- **WHAT YOU SHOULD DO**
Could you give back the records exactly, taking out the pictures?

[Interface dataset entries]
::::

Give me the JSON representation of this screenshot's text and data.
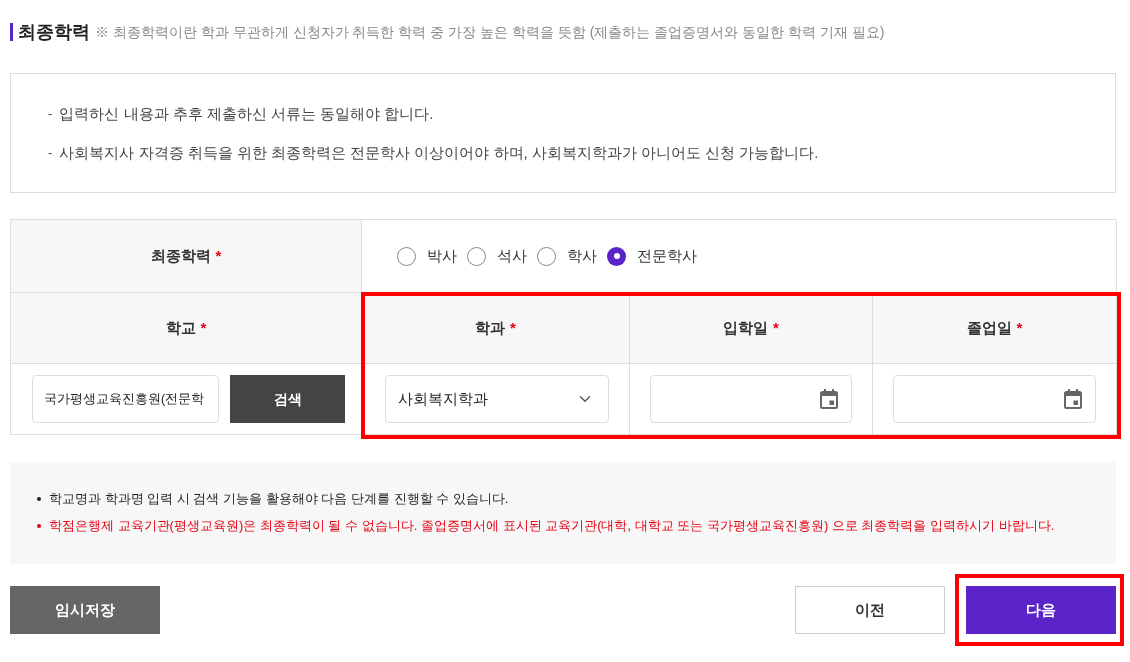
{
  "header": {
    "title": "최종학력",
    "note": "※ 최종학력이란 학과 무관하게 신청자가 취득한 학력 중 가장 높은 학력을 뜻함 (제출하는 졸업증명서와 동일한 학력 기재 필요)"
  },
  "notice": [
    {
      "marker": "-",
      "text": "입력하신 내용과 추후 제출하신 서류는 동일해야 합니다."
    },
    {
      "marker": "-",
      "text": "사회복지사 자격증 취득을 위한 최종학력은 전문학사 이상이어야 하며, 사회복지학과가 아니어도 신청 가능합니다."
    }
  ],
  "education": {
    "label": "최종학력",
    "required_mark": "*",
    "options": [
      {
        "label": "박사",
        "selected": false
      },
      {
        "label": "석사",
        "selected": false
      },
      {
        "label": "학사",
        "selected": false
      },
      {
        "label": "전문학사",
        "selected": true
      }
    ]
  },
  "school": {
    "label": "학교",
    "required_mark": "*",
    "value": "국가평생교육진흥원(전문학",
    "search_button": "검색"
  },
  "details": {
    "highlighted": true,
    "department": {
      "label": "학과",
      "required_mark": "*",
      "value": "사회복지학과"
    },
    "admission_date": {
      "label": "입학일",
      "required_mark": "*"
    },
    "graduation_date": {
      "label": "졸업일",
      "required_mark": "*"
    }
  },
  "guide": [
    {
      "kind": "normal",
      "text": "학교명과 학과명 입력 시 검색 기능을 활용해야 다음 단계를 진행할 수 있습니다."
    },
    {
      "kind": "warning",
      "text": "학점은행제 교육기관(평생교육원)은 최종학력이 될 수 없습니다. 졸업증명서에 표시된 교육기관(대학, 대학교 또는 국가평생교육진흥원) 으로 최종학력을 입력하시기 바랍니다."
    }
  ],
  "actions": [
    {
      "kind": "save",
      "label": "임시저장",
      "highlighted": false
    },
    {
      "kind": "prev",
      "label": "이전",
      "highlighted": false
    },
    {
      "kind": "next",
      "label": "다음",
      "highlighted": true
    }
  ]
}
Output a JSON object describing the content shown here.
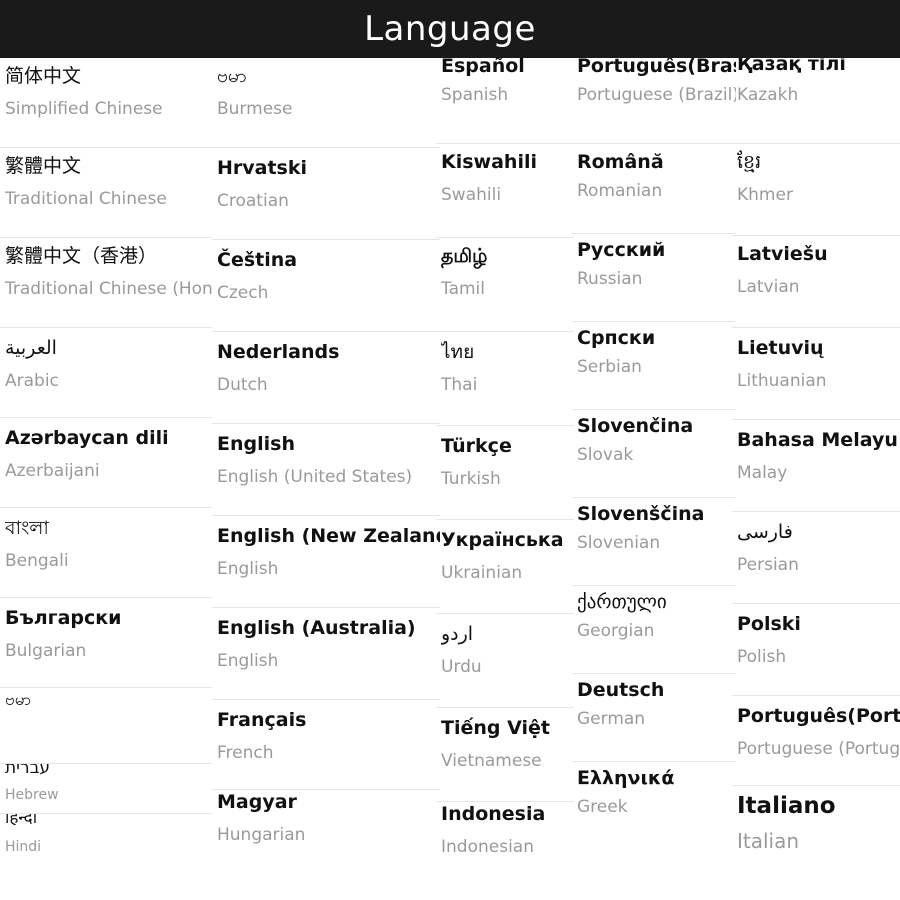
{
  "header": {
    "title": "Language"
  },
  "columns": [
    {
      "items": [
        {
          "name": "简体中文",
          "sub": "Simplified Chinese"
        },
        {
          "name": "繁體中文",
          "sub": "Traditional Chinese"
        },
        {
          "name": "繁體中文（香港）",
          "sub": "Traditional Chinese (Hong"
        },
        {
          "name": "العربية",
          "sub": "Arabic"
        },
        {
          "name": "Azərbaycan dili",
          "sub": "Azerbaijani"
        },
        {
          "name": "বাংলা",
          "sub": "Bengali"
        },
        {
          "name": "Български",
          "sub": "Bulgarian"
        },
        {
          "name": "ဗမာ",
          "sub": ""
        },
        {
          "name": "עברית",
          "sub": "Hebrew"
        },
        {
          "name": "हिन्दी",
          "sub": "Hindi"
        }
      ]
    },
    {
      "items": [
        {
          "name": "ဗမာ",
          "sub": "Burmese"
        },
        {
          "name": "Hrvatski",
          "sub": "Croatian"
        },
        {
          "name": "Čeština",
          "sub": "Czech"
        },
        {
          "name": "Nederlands",
          "sub": "Dutch"
        },
        {
          "name": "English",
          "sub": "English (United States)"
        },
        {
          "name": "English (New Zealand)",
          "sub": "English"
        },
        {
          "name": "English (Australia)",
          "sub": "English"
        },
        {
          "name": "Français",
          "sub": "French"
        },
        {
          "name": "Magyar",
          "sub": "Hungarian"
        }
      ]
    },
    {
      "items": [
        {
          "name": "Español",
          "sub": "Spanish"
        },
        {
          "name": "Kiswahili",
          "sub": "Swahili"
        },
        {
          "name": "தமிழ்",
          "sub": "Tamil"
        },
        {
          "name": "ไทย",
          "sub": "Thai"
        },
        {
          "name": "Türkçe",
          "sub": "Turkish"
        },
        {
          "name": "Українська",
          "sub": "Ukrainian"
        },
        {
          "name": "اردو",
          "sub": "Urdu"
        },
        {
          "name": "Tiếng Việt",
          "sub": "Vietnamese"
        },
        {
          "name": "Indonesia",
          "sub": "Indonesian"
        }
      ]
    },
    {
      "items": [
        {
          "name": "Português(Brasil)",
          "sub": "Portuguese (Brazil)"
        },
        {
          "name": "Română",
          "sub": "Romanian"
        },
        {
          "name": "Русский",
          "sub": "Russian"
        },
        {
          "name": "Српски",
          "sub": "Serbian"
        },
        {
          "name": "Slovenčina",
          "sub": "Slovak"
        },
        {
          "name": "Slovenščina",
          "sub": "Slovenian"
        },
        {
          "name": "ქართული",
          "sub": "Georgian"
        },
        {
          "name": "Deutsch",
          "sub": "German"
        },
        {
          "name": "Ελληνικά",
          "sub": "Greek"
        }
      ]
    },
    {
      "items": [
        {
          "name": "Қазақ тілі",
          "sub": "Kazakh"
        },
        {
          "name": "ខ្មែរ",
          "sub": "Khmer"
        },
        {
          "name": "Latviešu",
          "sub": "Latvian"
        },
        {
          "name": "Lietuvių",
          "sub": "Lithuanian"
        },
        {
          "name": "Bahasa Melayu",
          "sub": "Malay"
        },
        {
          "name": "فارسی",
          "sub": "Persian"
        },
        {
          "name": "Polski",
          "sub": "Polish"
        },
        {
          "name": "Português(Portugal)",
          "sub": "Portuguese (Portugal)"
        },
        {
          "name": "Italiano",
          "sub": "Italian"
        }
      ]
    }
  ]
}
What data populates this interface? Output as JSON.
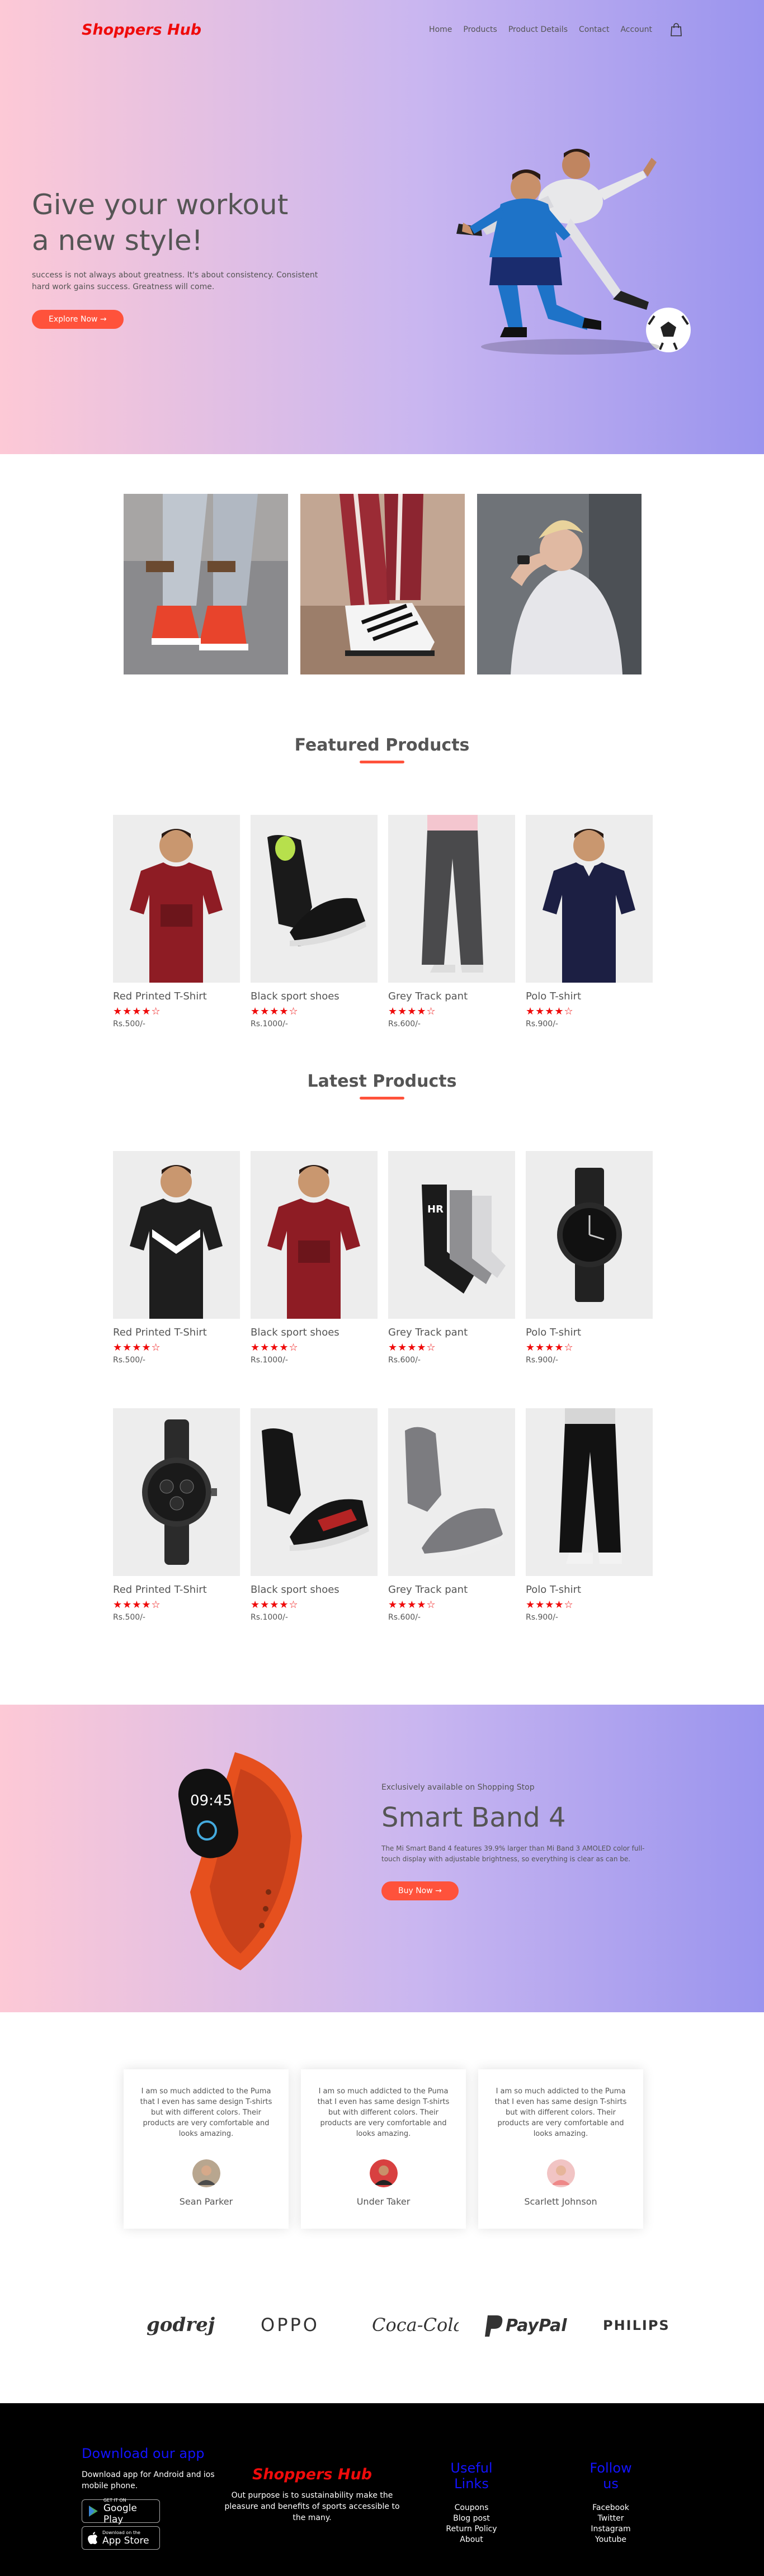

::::

- **EXERCISE OUTPUT**
Give me the JSON representation of this screenshot's text and data.
{
  "header": {
    "title": "최종학력",
    "note": "※ 최종학력이란 학과 무관하게 신청자가 취득한 학력 중 가장 높은 학력을 뜻함 (제출하는 졸업증명서와 동일한 학력 기재 필요)"
  },
  "notice": [
    {
      "marker": "-",
      "text": "입력하신 내용과 추후 제출하신 서류는 동일해야 합니다."
    },
    {
      "marker": "-",
      "text": "사회복지사 자격증 취득을 위한 최종학력은 전문학사 이상이어야 하며, 사회복지학과가 아니어도 신청 가능합니다."
    }
  ],
  "education": {
    "label": "최종학력",
    "required_mark": "*",
    "options": [
      {
        "label": "박사",
        "selected": false
      },
      {
        "label": "석사",
        "selected": false
      },
      {
        "label": "학사",
        "selected": false
      },
      {
        "label": "전문학사",
        "selected": true
      }
    ]
  },
  "school": {
    "label": "학교",
    "required_mark": "*",
    "value": "국가평생교육진흥원(전문학",
    "search_button": "검색"
  },
  "details": {
    "highlighted": true,
    "department": {
      "label": "학과",
      "required_mark": "*",
      "value": "사회복지학과"
    },
    "admission_date": {
      "label": "입학일",
      "required_mark": "*"
    },
    "graduation_date": {
      "label": "졸업일",
      "required_mark": "*"
    }
  },
  "guide": [
    {
      "kind": "normal",
      "text": "학교명과 학과명 입력 시 검색 기능을 활용해야 다음 단계를 진행할 수 있습니다."
    },
    {
      "kind": "warning",
      "text": "학점은행제 교육기관(평생교육원)은 최종학력이 될 수 없습니다. 졸업증명서에 표시된 교육기관(대학, 대학교 또는 국가평생교육진흥원) 으로 최종학력을 입력하시기 바랍니다."
    }
  ],
  "actions": [
    {
      "kind": "save",
      "label": "임시저장",
      "highlighted": false
    },
    {
      "kind": "prev",
      "label": "이전",
      "highlighted": false
    },
    {
      "kind": "next",
      "label": "다음",
      "highlighted": true
    }
  ]
}
Output a JSON object describing the content shown here.
{
  "header": {
    "title": "Language"
  },
  "columns": [
    {
      "items": [
        {
          "name": "简体中文",
          "sub": "Simplified Chinese"
        },
        {
          "name": "繁體中文",
          "sub": "Traditional Chinese"
        },
        {
          "name": "繁體中文（香港）",
          "sub": "Traditional Chinese (Hong"
        },
        {
          "name": "العربية",
          "sub": "Arabic"
        },
        {
          "name": "Azərbaycan dili",
          "sub": "Azerbaijani"
        },
        {
          "name": "বাংলা",
          "sub": "Bengali"
        },
        {
          "name": "Български",
          "sub": "Bulgarian"
        },
        {
          "name": "ဗမာ",
          "sub": ""
        },
        {
          "name": "עברית",
          "sub": "Hebrew"
        },
        {
          "name": "हिन्दी",
          "sub": "Hindi"
        }
      ]
    },
    {
      "items": [
        {
          "name": "ဗမာ",
          "sub": "Burmese"
        },
        {
          "name": "Hrvatski",
          "sub": "Croatian"
        },
        {
          "name": "Čeština",
          "sub": "Czech"
        },
        {
          "name": "Nederlands",
          "sub": "Dutch"
        },
        {
          "name": "English",
          "sub": "English (United States)"
        },
        {
          "name": "English (New Zealand)",
          "sub": "English"
        },
        {
          "name": "English (Australia)",
          "sub": "English"
        },
        {
          "name": "Français",
          "sub": "French"
        },
        {
          "name": "Magyar",
          "sub": "Hungarian"
        }
      ]
    },
    {
      "items": [
        {
          "name": "Español",
          "sub": "Spanish"
        },
        {
          "name": "Kiswahili",
          "sub": "Swahili"
        },
        {
          "name": "தமிழ்",
          "sub": "Tamil"
        },
        {
          "name": "ไทย",
          "sub": "Thai"
        },
        {
          "name": "Türkçe",
          "sub": "Turkish"
        },
        {
          "name": "Українська",
          "sub": "Ukrainian"
        },
        {
          "name": "اردو",
          "sub": "Urdu"
        },
        {
          "name": "Tiếng Việt",
          "sub": "Vietnamese"
        },
        {
          "name": "Indonesia",
          "sub": "Indonesian"
        }
      ]
    },
    {
      "items": [
        {
          "name": "Português(Brasil)",
          "sub": "Portuguese (Brazil)"
        },
        {
          "name": "Română",
          "sub": "Romanian"
        },
        {
          "name": "Русский",
          "sub": "Russian"
        },
        {
          "name": "Српски",
          "sub": "Serbian"
        },
        {
          "name": "Slovenčina",
          "sub": "Slovak"
        },
        {
          "name": "Slovenščina",
          "sub": "Slovenian"
        },
        {
          "name": "ქართული",
          "sub": "Georgian"
        },
        {
          "name": "Deutsch",
          "sub": "German"
        },
        {
          "name": "Ελληνικά",
          "sub": "Greek"
        }
      ]
    },
    {
      "items": [
        {
          "name": "Қазақ тілі",
          "sub": "Kazakh"
        },
        {
          "name": "ខ្មែរ",
          "sub": "Khmer"
        },
        {
          "name": "Latviešu",
          "sub": "Latvian"
        },
        {
          "name": "Lietuvių",
          "sub": "Lithuanian"
        },
        {
          "name": "Bahasa Melayu",
          "sub": "Malay"
        },
        {
          "name": "فارسی",
          "sub": "Persian"
        },
        {
          "name": "Polski",
          "sub": "Polish"
        },
        {
          "name": "Português(Portugal)",
          "sub": "Portuguese (Portugal)"
        },
        {
          "name": "Italiano",
          "sub": "Italian"
        }
      ]
    }
  ]
}
What data populates this interface? Output as JSON.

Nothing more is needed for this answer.